## WHAT THE EXERCISE ASKS
In the listing below, count the lines containing the string "content" and state only the number.

## DATA SHOWN
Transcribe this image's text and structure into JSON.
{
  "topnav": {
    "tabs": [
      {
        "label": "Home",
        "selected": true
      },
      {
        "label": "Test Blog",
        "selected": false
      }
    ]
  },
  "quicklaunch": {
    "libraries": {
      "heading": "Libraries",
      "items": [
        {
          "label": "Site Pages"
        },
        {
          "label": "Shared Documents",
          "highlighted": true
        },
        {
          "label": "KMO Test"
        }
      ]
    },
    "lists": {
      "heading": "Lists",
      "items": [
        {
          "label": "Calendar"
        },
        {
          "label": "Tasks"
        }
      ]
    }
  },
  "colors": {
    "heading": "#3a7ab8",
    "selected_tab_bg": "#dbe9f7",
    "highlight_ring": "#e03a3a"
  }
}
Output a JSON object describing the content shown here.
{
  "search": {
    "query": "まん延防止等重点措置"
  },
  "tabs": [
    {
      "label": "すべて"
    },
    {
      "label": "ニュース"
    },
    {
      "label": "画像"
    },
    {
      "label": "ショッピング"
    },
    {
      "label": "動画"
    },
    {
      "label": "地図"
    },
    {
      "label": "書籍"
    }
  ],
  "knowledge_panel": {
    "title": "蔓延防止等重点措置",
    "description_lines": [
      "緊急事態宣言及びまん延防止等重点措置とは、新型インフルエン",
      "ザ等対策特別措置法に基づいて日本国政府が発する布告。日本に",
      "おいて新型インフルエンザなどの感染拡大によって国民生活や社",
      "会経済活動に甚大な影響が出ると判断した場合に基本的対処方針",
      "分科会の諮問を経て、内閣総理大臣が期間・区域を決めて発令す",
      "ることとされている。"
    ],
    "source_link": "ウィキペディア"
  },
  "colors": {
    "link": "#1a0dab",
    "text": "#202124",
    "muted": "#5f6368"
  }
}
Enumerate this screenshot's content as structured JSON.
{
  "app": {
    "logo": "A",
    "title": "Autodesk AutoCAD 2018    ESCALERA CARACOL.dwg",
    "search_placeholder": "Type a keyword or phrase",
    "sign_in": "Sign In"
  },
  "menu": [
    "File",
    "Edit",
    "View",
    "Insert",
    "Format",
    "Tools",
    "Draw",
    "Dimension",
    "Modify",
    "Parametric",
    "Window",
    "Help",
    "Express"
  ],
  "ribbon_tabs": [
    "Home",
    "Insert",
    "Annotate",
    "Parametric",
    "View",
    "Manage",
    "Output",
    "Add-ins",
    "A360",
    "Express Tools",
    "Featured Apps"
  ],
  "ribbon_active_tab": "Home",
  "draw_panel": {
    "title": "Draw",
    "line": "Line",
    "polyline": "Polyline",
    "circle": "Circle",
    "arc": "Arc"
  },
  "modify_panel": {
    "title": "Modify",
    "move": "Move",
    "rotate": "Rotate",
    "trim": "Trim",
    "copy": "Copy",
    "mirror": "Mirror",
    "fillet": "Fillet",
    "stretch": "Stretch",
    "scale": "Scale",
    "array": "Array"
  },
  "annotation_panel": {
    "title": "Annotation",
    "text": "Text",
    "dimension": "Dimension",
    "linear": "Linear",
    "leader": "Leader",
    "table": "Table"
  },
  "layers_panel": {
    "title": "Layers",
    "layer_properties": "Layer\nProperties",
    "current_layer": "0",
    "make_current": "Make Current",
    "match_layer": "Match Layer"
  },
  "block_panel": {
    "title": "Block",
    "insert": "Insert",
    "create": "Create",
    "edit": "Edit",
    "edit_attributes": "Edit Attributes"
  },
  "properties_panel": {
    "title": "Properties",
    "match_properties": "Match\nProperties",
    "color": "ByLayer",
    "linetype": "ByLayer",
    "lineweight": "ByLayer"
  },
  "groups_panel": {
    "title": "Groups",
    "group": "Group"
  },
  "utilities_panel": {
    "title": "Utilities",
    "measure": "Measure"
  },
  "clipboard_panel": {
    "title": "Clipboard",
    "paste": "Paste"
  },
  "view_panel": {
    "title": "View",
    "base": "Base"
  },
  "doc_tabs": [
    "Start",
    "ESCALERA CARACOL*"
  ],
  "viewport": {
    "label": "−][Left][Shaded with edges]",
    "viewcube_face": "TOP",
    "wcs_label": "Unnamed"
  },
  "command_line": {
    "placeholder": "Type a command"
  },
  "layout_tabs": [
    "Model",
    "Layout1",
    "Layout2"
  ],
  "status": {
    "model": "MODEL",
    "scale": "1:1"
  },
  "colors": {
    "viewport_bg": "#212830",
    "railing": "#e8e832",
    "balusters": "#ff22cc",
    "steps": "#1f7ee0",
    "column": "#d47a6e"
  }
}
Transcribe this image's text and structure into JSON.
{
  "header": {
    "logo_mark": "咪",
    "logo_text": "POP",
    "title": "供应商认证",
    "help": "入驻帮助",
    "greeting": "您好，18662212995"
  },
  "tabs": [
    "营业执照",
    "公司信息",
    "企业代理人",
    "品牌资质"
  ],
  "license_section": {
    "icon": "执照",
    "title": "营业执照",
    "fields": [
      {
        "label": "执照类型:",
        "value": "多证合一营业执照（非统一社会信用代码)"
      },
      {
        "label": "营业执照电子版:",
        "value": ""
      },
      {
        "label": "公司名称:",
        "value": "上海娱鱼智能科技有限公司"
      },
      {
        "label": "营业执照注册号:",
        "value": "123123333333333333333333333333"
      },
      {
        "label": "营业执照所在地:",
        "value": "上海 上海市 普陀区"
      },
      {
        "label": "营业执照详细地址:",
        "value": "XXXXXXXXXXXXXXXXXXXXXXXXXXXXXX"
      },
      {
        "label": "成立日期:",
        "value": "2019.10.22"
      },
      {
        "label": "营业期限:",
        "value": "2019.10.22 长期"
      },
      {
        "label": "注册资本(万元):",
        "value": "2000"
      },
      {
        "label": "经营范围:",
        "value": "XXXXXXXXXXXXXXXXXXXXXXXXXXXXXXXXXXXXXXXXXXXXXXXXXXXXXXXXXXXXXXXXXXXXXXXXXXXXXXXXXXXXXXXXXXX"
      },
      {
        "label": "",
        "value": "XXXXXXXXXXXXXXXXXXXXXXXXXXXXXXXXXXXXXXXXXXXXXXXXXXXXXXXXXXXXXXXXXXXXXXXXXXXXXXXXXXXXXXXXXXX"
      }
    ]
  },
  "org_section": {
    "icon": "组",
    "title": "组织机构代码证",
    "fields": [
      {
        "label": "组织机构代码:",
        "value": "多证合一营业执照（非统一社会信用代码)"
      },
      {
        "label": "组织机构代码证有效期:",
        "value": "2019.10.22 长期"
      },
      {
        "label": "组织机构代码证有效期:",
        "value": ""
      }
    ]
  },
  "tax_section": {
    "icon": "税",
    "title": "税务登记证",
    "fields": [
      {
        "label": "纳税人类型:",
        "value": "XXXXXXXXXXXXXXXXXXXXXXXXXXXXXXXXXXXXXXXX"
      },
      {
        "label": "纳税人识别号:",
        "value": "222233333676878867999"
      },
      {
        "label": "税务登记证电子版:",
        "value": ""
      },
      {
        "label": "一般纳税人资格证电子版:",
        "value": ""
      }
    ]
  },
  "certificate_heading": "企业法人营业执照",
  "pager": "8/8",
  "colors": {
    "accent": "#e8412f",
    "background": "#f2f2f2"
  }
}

## FINISHED EXERCISE
2